Phoebe Dynevor was—almost-but-not-quite literally—born to wear a tiara. The daughter of British soap star Sally Dynevor, whose stint on the long-running Coronation Street made her a period-piece fan-favorite, Dynevor was born with the high cheekbones and posh inflections that made her an obvious choice for Shonda Rhimes’s Regency drama Bridgerton. The choice was so obvious, in fact, that once her audition tape made the rounds, she was suddenly, after months of no contact, called into the Shondaland office in Los Angeles to meet with showrunner Chris Van Dusen and producer Betsy Beers. The chat clearly went well: Days later, Dynevor was on a plane from L.A. to London to begin six weeks of prep in the arms of Regé-Jean Page, who plays her character’s love interest Simon Basset.
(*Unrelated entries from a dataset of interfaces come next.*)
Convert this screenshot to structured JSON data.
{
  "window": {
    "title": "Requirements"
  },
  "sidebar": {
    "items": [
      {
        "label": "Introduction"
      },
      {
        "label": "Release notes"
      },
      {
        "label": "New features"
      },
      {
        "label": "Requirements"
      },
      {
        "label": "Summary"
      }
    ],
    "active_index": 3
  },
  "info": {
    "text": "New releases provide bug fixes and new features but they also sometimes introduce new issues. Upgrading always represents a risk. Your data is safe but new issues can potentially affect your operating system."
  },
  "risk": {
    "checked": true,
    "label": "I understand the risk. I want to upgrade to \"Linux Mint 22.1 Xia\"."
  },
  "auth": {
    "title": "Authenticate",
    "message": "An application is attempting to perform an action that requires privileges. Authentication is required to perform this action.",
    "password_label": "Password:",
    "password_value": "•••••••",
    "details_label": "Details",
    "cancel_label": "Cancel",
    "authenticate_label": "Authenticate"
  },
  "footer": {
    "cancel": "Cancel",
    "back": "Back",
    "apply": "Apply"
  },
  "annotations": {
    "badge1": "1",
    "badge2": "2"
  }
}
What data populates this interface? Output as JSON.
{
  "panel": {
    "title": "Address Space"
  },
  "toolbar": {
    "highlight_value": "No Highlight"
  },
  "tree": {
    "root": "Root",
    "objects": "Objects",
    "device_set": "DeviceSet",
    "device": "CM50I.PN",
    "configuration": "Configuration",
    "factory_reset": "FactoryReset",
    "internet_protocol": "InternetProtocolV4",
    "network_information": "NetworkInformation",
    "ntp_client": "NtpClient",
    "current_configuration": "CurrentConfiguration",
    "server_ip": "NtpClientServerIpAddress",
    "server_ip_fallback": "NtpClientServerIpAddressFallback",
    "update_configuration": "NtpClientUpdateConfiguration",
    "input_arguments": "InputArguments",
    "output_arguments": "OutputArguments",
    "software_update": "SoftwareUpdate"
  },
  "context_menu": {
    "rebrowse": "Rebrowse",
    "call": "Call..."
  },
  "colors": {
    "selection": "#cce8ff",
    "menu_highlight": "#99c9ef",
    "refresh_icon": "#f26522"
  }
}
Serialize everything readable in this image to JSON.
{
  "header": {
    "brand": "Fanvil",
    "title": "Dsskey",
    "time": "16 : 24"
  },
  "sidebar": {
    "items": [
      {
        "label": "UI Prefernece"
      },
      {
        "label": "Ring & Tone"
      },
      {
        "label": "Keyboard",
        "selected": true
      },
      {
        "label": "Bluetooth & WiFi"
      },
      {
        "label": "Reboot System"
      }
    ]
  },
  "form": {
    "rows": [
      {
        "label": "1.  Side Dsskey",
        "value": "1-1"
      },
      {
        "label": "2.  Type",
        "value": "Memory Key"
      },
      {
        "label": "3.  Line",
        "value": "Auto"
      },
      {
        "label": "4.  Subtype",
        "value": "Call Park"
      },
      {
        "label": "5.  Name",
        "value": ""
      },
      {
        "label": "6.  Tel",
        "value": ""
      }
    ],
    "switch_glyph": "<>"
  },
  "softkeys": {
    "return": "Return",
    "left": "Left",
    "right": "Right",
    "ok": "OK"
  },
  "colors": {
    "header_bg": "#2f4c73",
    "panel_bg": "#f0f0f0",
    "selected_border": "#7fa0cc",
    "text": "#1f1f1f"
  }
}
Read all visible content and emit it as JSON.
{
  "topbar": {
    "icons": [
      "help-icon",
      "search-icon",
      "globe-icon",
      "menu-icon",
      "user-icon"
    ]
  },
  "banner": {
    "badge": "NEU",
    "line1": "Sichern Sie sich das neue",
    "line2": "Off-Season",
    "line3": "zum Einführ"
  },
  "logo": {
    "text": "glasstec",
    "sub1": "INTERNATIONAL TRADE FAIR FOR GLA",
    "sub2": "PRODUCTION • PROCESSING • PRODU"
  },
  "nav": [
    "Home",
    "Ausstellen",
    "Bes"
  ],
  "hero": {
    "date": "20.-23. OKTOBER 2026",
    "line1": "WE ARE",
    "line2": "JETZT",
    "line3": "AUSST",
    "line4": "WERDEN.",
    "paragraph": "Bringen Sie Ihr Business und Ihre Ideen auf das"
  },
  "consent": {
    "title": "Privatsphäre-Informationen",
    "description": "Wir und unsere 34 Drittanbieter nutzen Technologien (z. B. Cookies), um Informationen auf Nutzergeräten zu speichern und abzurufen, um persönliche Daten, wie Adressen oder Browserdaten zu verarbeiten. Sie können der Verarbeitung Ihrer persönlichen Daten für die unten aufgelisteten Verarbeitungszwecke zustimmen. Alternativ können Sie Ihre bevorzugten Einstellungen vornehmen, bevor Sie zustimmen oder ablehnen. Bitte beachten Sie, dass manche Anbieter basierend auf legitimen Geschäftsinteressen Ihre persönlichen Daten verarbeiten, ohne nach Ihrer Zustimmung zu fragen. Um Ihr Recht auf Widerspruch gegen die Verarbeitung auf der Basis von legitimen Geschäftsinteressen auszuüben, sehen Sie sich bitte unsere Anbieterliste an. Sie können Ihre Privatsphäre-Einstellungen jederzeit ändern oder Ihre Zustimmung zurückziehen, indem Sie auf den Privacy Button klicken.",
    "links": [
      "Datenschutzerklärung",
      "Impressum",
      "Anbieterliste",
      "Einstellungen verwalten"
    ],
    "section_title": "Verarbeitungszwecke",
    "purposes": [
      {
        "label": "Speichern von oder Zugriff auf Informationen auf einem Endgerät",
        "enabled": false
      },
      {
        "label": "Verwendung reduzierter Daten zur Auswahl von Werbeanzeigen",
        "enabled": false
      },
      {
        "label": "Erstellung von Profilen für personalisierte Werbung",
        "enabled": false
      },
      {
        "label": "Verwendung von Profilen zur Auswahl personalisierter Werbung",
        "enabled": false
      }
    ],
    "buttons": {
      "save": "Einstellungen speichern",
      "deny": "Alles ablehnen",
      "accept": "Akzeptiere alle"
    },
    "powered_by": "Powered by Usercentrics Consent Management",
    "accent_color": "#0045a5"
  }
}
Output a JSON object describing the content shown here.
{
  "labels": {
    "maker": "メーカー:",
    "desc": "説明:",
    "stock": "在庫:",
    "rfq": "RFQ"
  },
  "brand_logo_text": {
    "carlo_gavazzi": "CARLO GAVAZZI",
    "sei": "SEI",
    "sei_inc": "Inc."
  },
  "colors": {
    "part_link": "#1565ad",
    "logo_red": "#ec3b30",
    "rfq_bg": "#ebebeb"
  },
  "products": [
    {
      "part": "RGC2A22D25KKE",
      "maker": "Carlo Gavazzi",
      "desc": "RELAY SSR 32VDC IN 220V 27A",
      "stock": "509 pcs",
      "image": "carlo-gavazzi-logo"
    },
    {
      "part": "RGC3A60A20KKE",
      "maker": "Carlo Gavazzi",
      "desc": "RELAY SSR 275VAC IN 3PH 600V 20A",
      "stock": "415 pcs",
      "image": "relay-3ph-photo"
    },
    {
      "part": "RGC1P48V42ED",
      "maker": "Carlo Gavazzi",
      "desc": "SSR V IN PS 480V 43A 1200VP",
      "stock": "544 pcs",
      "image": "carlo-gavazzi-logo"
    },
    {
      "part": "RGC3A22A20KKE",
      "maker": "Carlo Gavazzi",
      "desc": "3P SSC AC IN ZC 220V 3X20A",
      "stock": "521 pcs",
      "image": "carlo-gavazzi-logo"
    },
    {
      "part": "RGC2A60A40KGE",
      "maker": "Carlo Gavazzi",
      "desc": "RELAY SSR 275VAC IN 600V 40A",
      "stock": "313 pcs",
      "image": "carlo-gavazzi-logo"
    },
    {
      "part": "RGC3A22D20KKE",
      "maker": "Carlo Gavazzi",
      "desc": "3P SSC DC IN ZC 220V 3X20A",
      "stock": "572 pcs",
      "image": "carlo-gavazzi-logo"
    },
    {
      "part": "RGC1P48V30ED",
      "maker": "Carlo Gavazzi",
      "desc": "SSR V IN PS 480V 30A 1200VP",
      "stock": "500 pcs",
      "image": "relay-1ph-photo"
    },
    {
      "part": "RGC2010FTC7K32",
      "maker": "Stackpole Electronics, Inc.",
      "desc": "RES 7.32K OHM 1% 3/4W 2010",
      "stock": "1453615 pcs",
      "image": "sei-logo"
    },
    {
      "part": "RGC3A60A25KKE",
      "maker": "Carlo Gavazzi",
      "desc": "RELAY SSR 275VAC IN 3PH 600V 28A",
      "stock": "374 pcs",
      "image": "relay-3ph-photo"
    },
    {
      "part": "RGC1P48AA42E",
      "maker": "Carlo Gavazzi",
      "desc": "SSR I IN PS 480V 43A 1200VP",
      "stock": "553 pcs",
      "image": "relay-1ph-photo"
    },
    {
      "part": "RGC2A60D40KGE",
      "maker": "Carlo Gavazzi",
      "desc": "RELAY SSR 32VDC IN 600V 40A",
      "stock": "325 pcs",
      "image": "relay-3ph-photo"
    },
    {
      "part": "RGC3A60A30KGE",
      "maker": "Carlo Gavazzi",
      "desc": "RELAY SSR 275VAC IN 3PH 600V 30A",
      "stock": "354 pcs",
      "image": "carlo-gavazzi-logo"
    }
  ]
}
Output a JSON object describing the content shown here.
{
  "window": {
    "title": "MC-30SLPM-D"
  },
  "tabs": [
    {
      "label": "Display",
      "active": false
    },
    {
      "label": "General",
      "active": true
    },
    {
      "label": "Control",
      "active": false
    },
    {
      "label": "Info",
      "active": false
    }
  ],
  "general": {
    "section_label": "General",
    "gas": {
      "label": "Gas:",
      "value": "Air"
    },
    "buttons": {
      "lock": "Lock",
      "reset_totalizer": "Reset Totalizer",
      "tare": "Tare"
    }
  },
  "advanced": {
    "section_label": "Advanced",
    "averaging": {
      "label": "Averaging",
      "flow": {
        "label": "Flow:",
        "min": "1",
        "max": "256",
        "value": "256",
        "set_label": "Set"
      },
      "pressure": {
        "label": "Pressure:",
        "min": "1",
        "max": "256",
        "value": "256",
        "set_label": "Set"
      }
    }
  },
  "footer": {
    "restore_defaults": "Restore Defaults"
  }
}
But what excited Dynevor more than a spontaneous trip back to her home country was the prospect of working with Rhimes herself. “I was such a fan of Scandal and Grey’s Anatomy, and all of her characters are always super dimensional and interesting, particularly the female roles,” she says. “I knew that this was going to be a different sort of period drama in the way that the women were going to have real agency. They were going to actually be interesting and dynamic characters.”
As Bridgerton continues to dominate the Netflix charts, ELLE.com grabbed a few minutes with Dynevor to discuss the challenges of filming a period piece, her intimate scenes with Page, and what she hopes to see in Season 2.
What’s so dynamic about this show is how it reinvents the Regency era, modernizing it without de-historicizing it: the feminist attitudes, even the modern pop songs played by string instruments. With that in mind, how did you research and prepare for your role as Daphne?
I think the context of the era was still really important for Daphne’s character arc, so I wanted to get all of that right. The etiquette stuff—we had an amazing choreographer who did all the dances with us and taught us how to properly curtsy and bow and build good posture.
And we all read a lot of articles. At one point we had a group chat just for the girls where we’d share articles and books that told us what it was like to be a woman in that time. That was really important for all the women’s stories, actually, to understand how empowered they were even within the context at that time. Women were very oppressed. All these little things: how difficult it was to give birth for women, the fear behind that, how important it was for them to find a man.
So, for instance, I learned how to ride sidesaddle, which was interesting, but there’s a scene where Daphne has to jump on a horse and quite quickly get somewhere, and I really pushed for her to be riding astride as opposed to sidesaddle. I thought that wouldn’t be like her—when something quite desperate was happening, she wouldn’t be sidesaddle.